WHAT YOU SHOULD DO:
In the entries below, find the string "Server" and return each line holding it.

RECORDS Start Marker

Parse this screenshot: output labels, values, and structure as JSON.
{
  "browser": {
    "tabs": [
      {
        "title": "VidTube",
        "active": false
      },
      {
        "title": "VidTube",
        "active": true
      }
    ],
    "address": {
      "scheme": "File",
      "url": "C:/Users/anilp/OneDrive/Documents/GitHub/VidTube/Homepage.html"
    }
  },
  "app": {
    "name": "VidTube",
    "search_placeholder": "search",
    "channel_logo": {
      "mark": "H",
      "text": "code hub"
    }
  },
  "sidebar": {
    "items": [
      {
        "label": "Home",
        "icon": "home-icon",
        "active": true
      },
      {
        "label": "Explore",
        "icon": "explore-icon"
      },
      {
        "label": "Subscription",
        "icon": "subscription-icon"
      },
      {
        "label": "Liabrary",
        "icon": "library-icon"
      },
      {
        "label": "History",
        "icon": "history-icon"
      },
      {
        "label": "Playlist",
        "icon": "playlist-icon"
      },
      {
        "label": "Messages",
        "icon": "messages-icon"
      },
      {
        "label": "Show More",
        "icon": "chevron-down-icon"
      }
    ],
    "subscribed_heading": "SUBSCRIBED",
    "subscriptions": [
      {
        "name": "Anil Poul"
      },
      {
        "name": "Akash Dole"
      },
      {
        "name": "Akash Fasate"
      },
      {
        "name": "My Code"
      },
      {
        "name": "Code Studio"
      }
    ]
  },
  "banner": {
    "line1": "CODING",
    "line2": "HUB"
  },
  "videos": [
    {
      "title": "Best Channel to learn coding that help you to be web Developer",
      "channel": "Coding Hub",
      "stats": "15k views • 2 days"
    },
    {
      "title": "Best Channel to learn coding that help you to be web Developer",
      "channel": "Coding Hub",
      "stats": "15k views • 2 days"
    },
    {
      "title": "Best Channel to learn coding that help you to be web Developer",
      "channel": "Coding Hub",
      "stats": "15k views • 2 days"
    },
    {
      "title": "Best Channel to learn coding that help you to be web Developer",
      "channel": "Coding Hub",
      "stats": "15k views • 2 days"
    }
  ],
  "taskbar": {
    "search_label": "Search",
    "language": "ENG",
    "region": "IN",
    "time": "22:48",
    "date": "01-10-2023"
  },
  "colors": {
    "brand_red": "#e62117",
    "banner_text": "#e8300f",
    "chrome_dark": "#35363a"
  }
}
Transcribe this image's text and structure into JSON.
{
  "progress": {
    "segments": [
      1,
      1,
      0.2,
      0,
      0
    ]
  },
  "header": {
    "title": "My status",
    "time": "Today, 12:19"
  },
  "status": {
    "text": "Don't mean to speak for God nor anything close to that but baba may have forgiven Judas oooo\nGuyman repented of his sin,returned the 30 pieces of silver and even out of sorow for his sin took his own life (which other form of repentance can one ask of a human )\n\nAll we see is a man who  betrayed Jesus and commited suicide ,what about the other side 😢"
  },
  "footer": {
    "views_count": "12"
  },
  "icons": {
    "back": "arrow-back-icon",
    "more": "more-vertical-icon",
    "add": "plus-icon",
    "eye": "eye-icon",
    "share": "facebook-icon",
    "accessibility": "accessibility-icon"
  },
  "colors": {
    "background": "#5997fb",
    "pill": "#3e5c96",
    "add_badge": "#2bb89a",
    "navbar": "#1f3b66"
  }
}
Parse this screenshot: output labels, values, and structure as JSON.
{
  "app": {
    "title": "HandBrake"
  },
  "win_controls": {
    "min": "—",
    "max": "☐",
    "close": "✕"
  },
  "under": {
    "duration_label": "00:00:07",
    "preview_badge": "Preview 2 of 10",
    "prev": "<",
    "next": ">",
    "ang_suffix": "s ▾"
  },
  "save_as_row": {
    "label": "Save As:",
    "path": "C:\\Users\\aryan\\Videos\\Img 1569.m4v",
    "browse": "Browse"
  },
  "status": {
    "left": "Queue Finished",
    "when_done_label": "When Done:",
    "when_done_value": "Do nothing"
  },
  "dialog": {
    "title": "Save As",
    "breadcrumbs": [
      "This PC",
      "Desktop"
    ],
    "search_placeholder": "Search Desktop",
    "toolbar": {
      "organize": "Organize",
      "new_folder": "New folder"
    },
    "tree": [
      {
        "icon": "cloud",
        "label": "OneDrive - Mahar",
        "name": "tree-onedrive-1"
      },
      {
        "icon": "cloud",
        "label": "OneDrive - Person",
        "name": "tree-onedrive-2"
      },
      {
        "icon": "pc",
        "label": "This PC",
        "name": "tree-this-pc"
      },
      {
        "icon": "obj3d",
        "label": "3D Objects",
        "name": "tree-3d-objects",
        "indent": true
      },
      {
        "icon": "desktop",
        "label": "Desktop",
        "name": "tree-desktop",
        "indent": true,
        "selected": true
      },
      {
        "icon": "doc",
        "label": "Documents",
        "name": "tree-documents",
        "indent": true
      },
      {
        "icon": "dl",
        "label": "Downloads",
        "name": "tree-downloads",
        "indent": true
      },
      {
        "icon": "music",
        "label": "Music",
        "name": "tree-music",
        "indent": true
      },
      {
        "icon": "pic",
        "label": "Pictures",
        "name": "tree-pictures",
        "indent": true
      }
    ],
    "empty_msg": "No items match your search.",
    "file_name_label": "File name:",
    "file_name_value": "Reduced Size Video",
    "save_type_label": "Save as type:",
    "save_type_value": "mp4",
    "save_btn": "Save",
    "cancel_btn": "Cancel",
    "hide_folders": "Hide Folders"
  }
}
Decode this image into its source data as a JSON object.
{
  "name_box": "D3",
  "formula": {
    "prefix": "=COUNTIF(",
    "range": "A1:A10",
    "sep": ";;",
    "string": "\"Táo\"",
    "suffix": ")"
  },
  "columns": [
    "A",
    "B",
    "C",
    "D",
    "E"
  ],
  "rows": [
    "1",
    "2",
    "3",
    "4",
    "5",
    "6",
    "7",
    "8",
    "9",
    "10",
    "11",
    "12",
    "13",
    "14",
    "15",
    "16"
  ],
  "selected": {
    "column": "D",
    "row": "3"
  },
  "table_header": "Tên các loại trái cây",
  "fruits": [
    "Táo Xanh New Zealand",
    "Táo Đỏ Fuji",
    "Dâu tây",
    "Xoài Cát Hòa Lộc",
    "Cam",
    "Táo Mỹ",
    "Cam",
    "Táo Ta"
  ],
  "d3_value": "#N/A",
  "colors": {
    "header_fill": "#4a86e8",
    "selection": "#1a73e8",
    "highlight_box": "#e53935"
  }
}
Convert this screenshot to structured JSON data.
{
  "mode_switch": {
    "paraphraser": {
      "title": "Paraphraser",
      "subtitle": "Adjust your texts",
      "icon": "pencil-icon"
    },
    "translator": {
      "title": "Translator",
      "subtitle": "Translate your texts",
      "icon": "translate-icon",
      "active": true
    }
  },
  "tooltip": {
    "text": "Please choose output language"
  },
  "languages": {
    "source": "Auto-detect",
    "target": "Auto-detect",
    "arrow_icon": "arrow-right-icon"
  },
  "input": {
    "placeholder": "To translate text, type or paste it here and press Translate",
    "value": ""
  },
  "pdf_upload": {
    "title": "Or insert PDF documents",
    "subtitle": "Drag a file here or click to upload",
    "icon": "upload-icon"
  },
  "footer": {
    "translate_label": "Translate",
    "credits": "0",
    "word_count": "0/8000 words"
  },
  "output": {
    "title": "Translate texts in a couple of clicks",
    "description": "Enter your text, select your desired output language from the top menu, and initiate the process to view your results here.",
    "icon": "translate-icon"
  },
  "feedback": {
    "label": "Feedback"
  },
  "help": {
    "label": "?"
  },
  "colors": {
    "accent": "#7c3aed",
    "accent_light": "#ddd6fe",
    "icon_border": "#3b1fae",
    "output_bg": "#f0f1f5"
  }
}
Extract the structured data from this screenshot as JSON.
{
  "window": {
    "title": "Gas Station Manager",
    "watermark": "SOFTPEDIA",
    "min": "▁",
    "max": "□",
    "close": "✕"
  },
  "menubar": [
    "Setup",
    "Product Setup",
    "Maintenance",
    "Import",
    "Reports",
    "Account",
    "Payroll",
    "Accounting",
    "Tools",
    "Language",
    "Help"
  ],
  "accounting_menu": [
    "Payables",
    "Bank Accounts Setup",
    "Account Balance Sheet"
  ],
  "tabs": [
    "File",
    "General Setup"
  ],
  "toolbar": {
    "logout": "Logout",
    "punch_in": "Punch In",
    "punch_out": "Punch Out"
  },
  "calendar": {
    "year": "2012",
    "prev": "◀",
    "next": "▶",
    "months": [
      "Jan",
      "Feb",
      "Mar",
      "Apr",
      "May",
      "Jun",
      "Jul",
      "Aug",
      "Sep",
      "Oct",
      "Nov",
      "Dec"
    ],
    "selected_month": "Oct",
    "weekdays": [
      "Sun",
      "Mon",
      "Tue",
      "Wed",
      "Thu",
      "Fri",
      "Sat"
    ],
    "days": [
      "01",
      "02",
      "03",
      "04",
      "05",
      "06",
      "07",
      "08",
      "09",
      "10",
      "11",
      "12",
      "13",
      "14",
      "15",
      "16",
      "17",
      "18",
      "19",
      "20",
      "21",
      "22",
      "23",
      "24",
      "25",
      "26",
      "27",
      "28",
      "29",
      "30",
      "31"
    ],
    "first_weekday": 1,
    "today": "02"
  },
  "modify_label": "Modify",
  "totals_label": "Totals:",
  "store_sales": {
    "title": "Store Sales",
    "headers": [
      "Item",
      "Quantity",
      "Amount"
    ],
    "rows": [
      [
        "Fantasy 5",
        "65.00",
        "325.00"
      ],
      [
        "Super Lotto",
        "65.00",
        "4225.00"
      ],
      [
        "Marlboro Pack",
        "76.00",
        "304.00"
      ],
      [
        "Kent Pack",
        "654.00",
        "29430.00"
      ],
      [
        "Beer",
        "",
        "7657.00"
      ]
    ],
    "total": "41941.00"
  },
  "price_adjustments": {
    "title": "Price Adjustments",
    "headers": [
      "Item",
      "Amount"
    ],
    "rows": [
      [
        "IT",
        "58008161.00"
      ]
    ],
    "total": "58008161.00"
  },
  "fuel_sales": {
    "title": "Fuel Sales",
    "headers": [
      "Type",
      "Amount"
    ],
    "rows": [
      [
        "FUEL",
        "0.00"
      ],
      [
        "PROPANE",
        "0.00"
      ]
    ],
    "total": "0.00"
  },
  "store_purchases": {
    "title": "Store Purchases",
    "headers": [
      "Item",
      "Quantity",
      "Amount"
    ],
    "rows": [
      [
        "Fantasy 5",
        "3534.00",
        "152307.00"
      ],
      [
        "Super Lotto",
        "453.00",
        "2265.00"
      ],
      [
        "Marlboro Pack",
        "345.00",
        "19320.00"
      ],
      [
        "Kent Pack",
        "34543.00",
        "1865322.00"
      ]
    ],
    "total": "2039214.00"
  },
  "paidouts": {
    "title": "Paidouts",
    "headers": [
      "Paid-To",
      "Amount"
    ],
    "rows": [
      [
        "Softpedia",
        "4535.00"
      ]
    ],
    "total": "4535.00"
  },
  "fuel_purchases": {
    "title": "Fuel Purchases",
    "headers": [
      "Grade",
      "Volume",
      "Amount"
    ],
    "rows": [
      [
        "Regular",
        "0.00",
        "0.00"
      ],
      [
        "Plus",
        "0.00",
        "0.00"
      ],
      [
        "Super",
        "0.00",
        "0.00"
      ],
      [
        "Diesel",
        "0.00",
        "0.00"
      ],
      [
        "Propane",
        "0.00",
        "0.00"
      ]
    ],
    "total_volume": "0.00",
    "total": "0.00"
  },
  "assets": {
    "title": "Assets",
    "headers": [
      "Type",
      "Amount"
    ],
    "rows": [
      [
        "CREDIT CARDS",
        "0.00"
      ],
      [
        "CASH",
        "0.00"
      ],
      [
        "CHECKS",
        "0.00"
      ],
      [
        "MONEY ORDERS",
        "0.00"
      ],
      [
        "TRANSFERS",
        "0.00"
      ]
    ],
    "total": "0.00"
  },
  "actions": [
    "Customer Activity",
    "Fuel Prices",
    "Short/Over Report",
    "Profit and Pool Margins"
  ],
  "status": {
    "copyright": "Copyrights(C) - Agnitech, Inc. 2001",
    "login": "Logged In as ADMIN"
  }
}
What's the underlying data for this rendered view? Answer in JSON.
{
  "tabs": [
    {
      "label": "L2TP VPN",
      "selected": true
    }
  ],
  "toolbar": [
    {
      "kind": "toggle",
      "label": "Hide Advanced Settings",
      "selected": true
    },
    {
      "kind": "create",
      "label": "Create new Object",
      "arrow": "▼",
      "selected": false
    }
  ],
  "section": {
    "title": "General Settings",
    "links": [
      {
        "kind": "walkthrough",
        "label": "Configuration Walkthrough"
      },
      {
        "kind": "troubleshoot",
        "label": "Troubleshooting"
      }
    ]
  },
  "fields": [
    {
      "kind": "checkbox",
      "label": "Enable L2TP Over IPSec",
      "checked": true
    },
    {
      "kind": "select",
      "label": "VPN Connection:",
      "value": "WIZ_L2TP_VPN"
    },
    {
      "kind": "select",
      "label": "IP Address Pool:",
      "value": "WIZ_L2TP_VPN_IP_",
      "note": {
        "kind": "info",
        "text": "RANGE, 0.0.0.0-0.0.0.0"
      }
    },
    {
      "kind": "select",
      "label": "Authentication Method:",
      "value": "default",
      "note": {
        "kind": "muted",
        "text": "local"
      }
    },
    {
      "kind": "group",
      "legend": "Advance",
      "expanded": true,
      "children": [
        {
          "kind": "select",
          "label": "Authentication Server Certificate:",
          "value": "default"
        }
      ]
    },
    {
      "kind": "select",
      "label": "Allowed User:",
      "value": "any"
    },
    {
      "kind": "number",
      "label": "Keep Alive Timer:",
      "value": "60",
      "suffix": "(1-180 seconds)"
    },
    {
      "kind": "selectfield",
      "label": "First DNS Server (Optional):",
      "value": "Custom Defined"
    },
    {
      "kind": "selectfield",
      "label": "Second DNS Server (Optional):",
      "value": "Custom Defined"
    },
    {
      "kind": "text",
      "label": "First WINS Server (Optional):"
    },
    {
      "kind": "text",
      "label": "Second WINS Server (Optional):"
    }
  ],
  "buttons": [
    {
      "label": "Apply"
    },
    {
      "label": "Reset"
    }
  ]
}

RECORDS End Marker

EXPECTED ANSWER:
          "label": "Authentication Server Certificate:",
      "label": "First DNS Server (Optional):",
      "label": "Second DNS Server (Optional):",
      "label": "First WINS Server (Optional):"
      "label": "Second WINS Server (Optional):"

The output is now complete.